**To do**
Search the listing for "Templates" and copy every line where it appears.

● ● ● ●

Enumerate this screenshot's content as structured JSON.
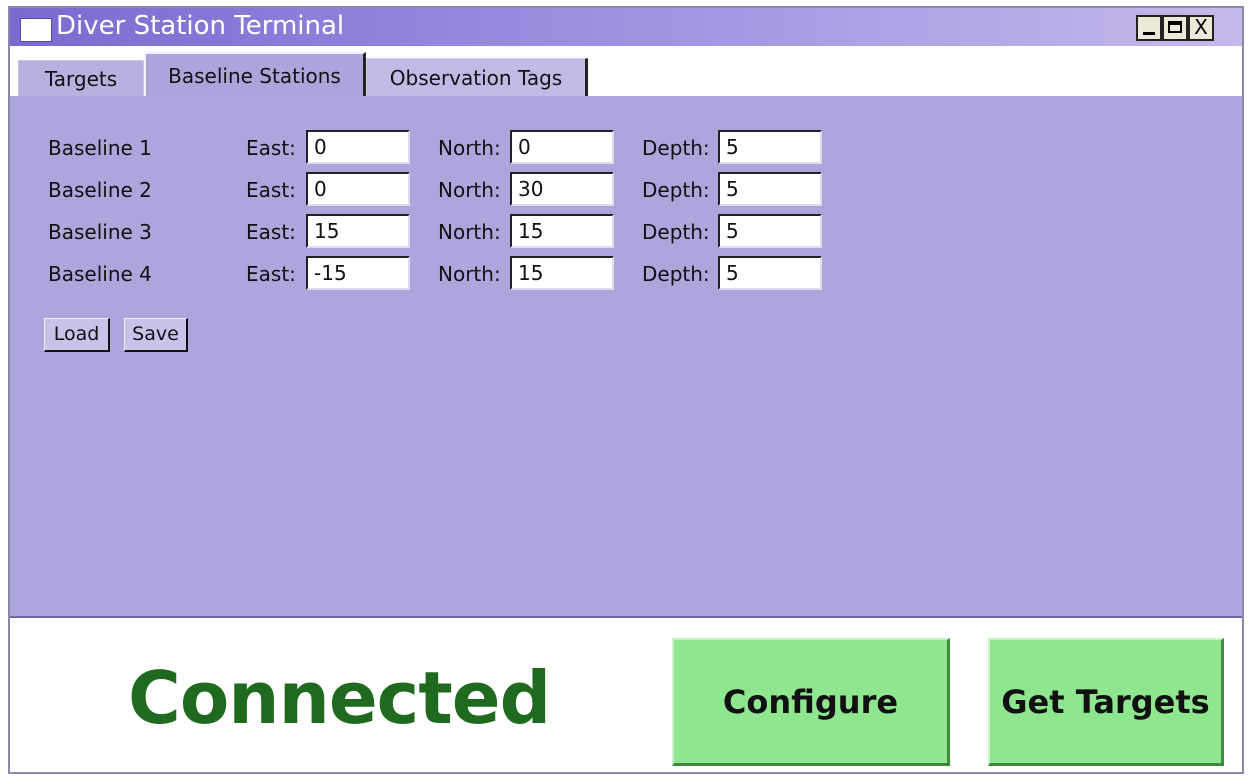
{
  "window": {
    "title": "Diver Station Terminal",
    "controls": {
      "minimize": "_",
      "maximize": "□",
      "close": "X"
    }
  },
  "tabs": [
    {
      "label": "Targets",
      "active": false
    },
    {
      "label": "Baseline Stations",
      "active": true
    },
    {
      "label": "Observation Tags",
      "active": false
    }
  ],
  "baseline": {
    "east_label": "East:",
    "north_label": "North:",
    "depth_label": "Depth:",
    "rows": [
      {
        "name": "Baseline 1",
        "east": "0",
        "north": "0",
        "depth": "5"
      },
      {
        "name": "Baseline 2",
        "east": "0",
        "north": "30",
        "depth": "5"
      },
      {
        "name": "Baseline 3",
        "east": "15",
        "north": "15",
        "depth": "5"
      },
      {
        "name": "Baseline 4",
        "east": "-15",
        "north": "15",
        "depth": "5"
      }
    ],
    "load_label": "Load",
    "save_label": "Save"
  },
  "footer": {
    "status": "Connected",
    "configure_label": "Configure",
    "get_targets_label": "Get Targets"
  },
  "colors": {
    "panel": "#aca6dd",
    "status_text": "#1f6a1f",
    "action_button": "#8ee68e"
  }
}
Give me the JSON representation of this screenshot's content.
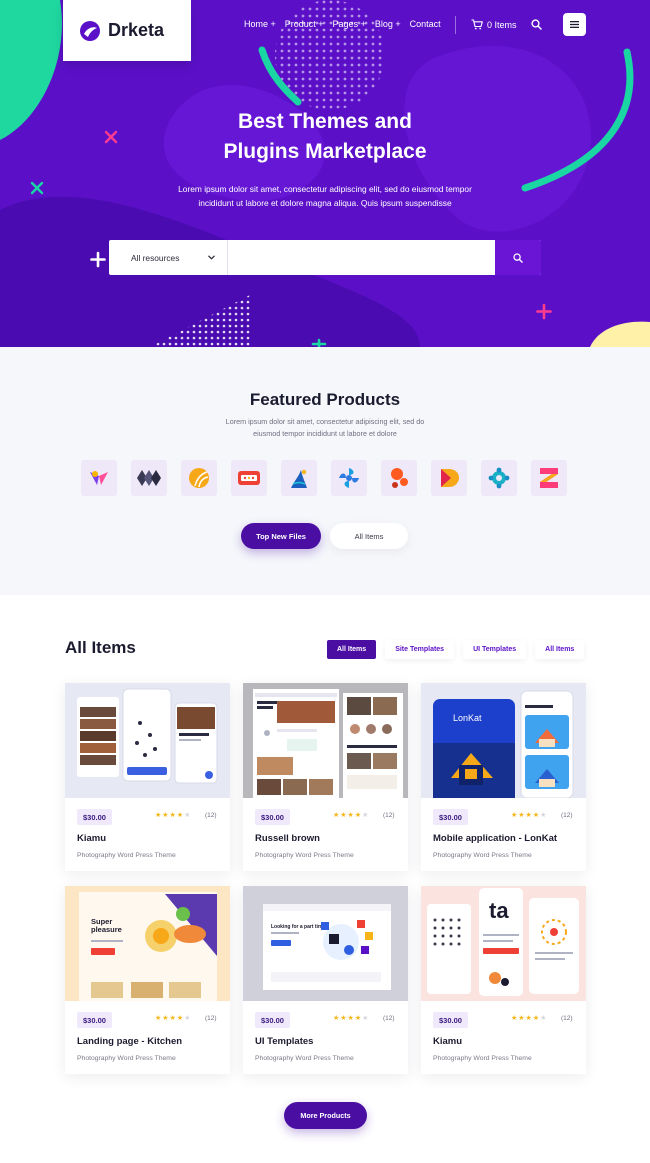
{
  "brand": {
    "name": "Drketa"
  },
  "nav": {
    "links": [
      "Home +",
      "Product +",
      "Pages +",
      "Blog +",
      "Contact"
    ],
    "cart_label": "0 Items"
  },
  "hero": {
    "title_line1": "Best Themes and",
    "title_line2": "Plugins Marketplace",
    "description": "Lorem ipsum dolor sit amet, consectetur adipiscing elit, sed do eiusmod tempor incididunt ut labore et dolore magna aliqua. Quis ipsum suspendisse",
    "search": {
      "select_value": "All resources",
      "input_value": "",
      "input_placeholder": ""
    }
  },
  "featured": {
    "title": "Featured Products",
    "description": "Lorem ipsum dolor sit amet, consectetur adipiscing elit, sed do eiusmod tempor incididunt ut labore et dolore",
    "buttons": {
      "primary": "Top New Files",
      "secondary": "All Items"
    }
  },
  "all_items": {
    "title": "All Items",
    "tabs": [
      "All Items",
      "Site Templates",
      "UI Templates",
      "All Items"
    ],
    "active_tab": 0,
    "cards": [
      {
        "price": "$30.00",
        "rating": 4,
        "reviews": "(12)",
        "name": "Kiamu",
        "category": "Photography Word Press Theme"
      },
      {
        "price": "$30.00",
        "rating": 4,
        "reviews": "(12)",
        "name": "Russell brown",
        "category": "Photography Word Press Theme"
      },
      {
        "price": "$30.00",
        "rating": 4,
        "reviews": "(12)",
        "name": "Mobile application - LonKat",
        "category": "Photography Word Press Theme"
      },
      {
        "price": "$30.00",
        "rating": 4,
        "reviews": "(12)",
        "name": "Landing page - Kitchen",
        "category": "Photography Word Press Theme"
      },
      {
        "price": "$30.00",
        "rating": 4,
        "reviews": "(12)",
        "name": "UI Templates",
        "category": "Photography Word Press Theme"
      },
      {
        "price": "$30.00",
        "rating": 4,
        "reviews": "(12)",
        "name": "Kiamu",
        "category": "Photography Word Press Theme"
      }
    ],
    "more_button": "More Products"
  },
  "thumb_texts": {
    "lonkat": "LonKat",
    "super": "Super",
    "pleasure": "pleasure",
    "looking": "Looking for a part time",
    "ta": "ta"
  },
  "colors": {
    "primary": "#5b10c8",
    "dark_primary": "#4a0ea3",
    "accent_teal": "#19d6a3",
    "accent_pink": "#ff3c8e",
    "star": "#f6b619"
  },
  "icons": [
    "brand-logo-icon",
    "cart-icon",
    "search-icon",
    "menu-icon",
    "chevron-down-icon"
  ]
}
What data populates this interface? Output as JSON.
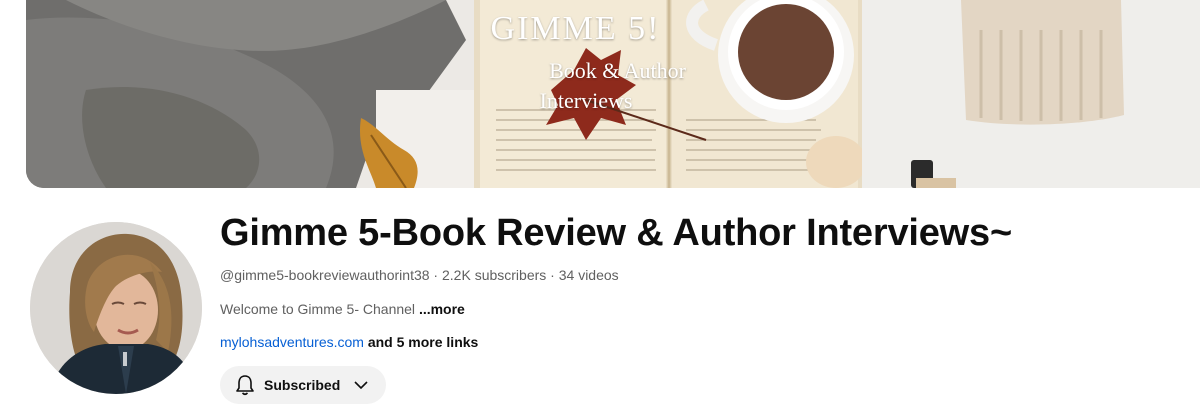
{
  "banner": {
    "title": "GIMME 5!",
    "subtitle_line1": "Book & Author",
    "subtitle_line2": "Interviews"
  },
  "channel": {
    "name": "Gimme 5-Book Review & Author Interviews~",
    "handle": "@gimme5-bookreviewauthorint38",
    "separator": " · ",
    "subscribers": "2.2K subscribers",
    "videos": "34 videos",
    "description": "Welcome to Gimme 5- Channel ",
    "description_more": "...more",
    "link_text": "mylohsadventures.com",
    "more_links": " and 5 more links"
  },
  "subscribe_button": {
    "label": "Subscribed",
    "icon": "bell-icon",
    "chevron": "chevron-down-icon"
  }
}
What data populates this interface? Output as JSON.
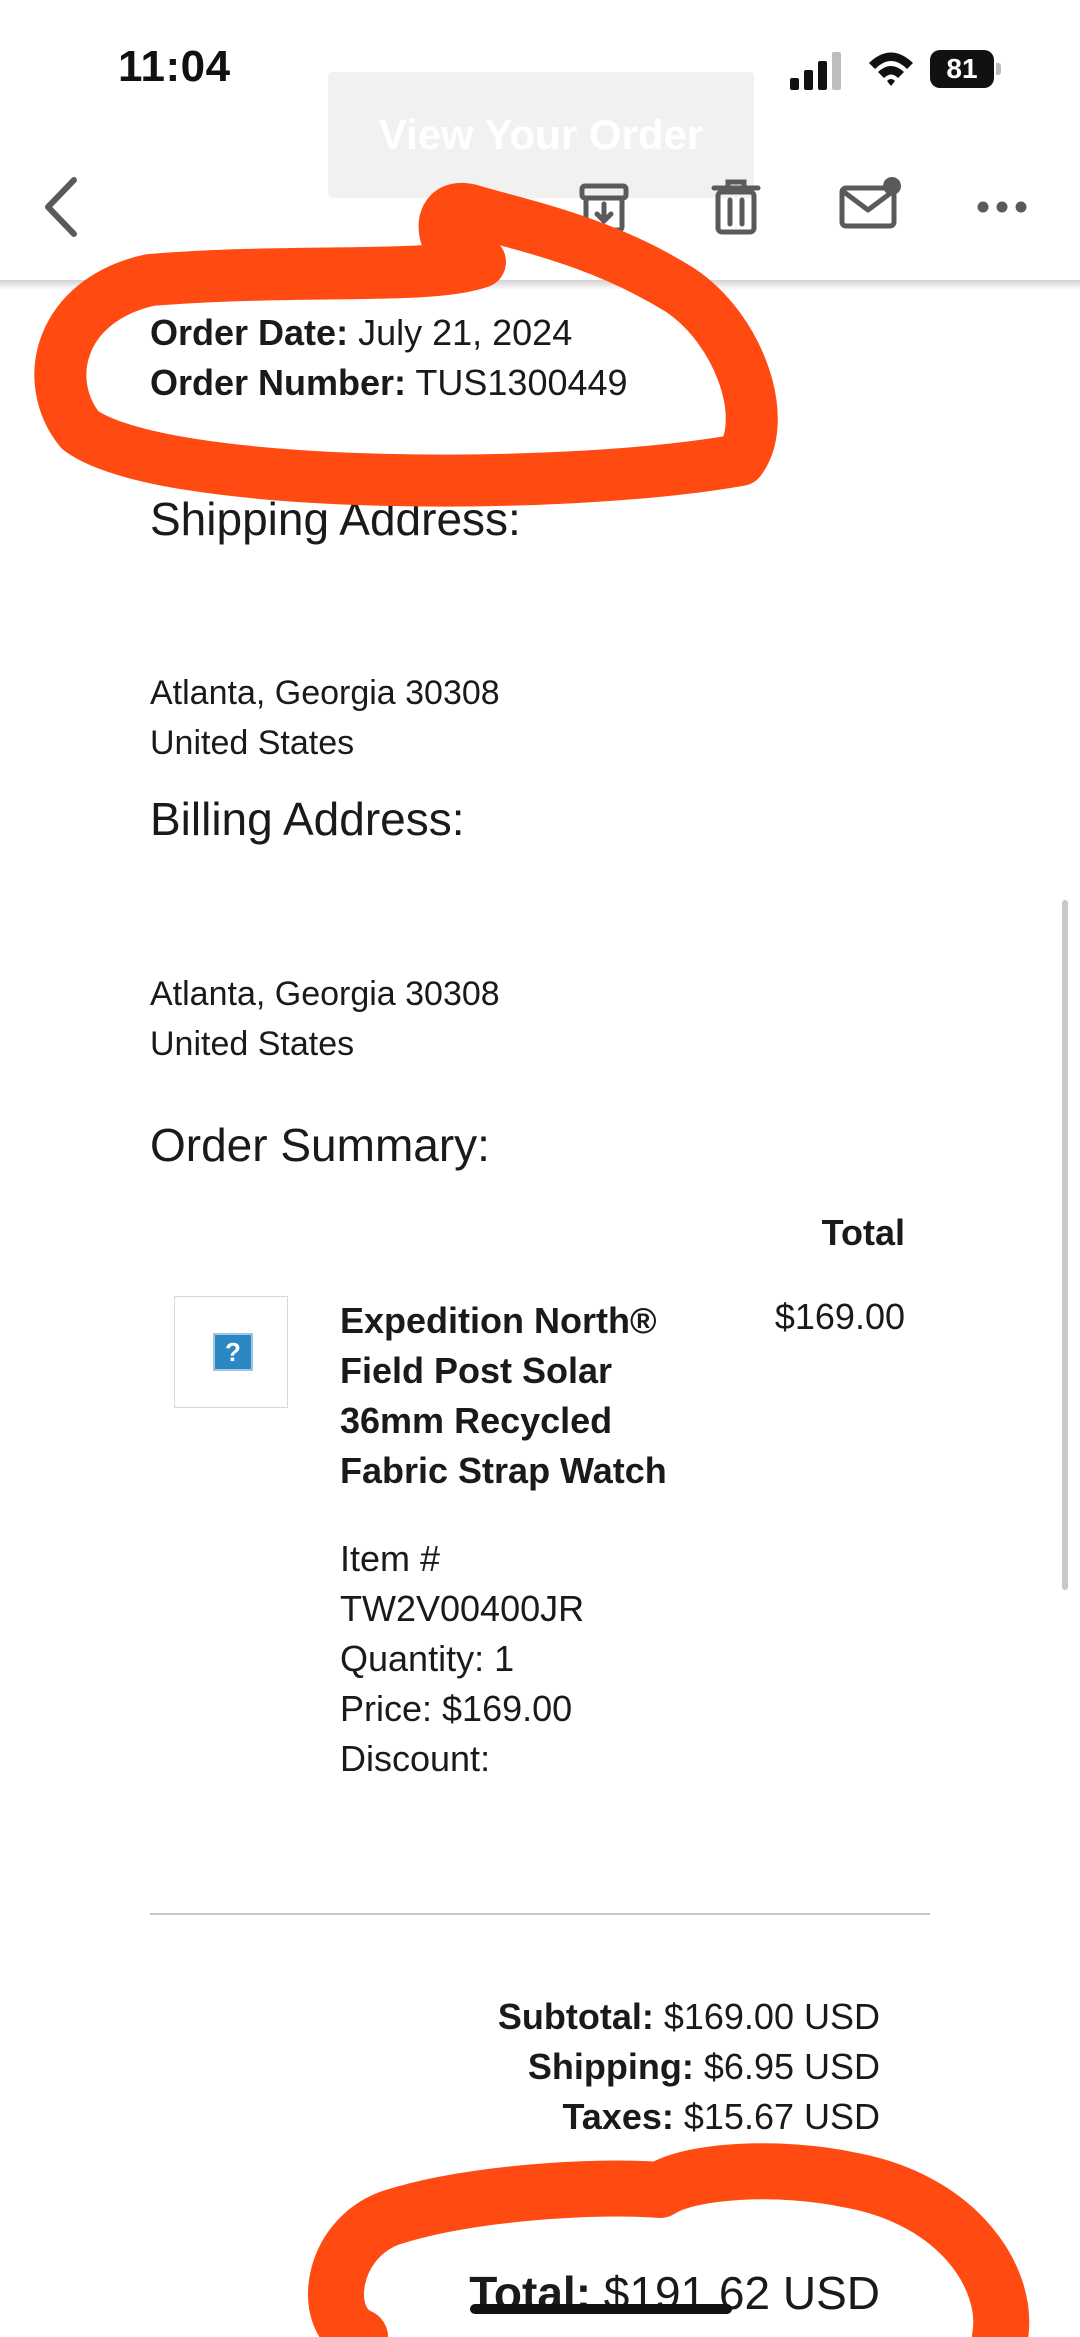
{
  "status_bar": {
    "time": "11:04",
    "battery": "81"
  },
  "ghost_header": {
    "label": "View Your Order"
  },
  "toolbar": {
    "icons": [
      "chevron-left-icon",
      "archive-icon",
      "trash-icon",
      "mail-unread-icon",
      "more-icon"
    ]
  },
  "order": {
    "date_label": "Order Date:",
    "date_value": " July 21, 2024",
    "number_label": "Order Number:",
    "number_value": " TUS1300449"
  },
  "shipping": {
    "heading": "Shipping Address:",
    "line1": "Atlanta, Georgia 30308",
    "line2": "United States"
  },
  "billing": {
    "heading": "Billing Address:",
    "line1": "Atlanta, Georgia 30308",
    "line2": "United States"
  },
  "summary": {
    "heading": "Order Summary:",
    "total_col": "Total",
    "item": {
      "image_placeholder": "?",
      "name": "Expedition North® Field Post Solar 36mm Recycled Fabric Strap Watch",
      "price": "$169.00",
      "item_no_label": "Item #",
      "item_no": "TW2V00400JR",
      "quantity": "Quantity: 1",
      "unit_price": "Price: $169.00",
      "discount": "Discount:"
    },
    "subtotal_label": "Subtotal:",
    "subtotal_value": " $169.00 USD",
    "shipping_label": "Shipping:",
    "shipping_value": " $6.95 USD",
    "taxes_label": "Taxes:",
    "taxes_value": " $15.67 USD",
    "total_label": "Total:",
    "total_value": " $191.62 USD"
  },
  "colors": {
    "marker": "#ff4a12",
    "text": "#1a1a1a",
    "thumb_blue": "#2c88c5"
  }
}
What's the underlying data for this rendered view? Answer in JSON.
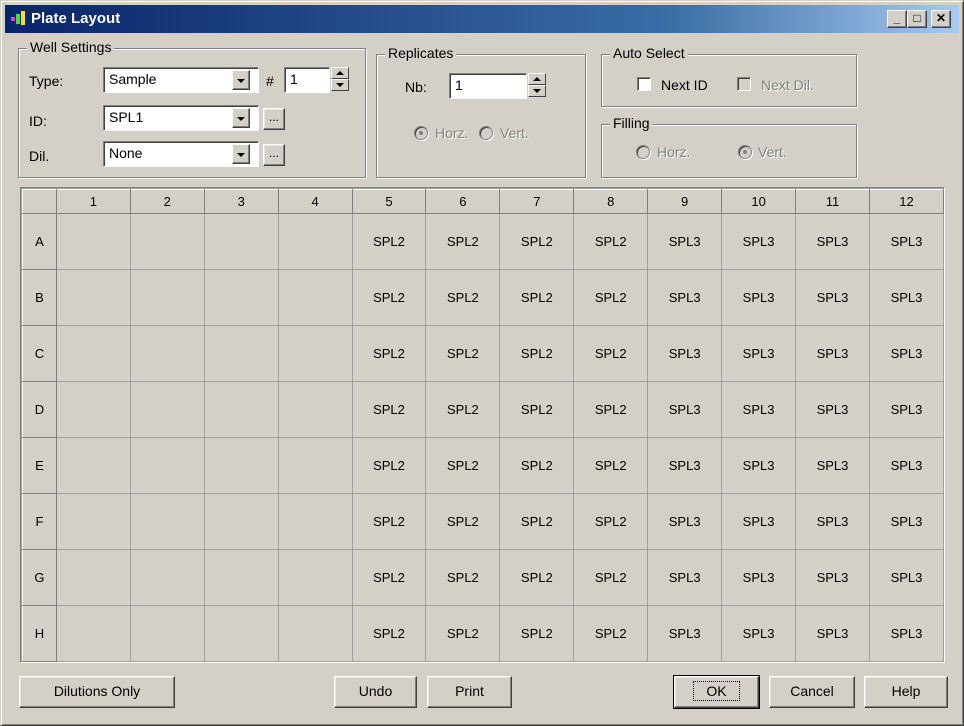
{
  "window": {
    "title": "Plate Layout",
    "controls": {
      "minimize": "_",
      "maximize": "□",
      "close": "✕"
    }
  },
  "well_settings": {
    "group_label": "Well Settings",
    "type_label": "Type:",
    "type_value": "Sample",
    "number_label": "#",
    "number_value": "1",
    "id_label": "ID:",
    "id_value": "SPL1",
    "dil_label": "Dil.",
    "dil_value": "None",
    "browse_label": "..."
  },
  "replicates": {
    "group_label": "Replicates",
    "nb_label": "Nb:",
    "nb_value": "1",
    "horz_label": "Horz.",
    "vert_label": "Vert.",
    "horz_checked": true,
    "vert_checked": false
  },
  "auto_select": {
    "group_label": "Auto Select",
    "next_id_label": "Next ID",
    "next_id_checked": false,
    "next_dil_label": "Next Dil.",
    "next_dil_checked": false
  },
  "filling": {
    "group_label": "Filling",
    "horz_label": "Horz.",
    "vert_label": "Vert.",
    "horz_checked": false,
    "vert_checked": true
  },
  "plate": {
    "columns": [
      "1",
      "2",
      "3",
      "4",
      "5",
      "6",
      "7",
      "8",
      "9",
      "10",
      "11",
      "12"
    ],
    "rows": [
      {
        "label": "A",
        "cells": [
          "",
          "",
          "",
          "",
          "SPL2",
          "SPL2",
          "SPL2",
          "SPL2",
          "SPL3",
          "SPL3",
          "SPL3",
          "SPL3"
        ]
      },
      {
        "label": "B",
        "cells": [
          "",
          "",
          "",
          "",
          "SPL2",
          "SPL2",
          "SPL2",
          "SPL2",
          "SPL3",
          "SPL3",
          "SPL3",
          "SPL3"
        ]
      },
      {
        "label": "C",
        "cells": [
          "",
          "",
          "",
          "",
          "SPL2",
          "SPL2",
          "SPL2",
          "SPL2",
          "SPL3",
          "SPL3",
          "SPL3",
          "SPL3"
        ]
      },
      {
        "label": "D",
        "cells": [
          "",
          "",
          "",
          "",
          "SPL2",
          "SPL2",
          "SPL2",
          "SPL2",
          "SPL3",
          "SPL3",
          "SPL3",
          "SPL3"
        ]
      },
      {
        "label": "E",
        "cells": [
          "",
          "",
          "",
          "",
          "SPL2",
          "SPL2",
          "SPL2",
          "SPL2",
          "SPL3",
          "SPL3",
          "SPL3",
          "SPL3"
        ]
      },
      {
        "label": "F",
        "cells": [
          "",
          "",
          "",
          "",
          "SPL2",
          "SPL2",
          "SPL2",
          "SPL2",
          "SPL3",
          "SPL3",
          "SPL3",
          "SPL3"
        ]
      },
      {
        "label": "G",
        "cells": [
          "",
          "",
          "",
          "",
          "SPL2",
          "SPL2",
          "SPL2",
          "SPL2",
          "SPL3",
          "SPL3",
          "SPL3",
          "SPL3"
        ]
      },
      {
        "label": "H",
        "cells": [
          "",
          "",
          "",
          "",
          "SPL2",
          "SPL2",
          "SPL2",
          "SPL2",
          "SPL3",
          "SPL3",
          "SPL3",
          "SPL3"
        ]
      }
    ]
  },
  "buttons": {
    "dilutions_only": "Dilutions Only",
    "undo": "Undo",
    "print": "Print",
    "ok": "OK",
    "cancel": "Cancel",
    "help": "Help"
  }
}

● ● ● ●

**Reply to the exercise**
      "Site Templates",
      "UI Templates",
        "name": "UI Templates",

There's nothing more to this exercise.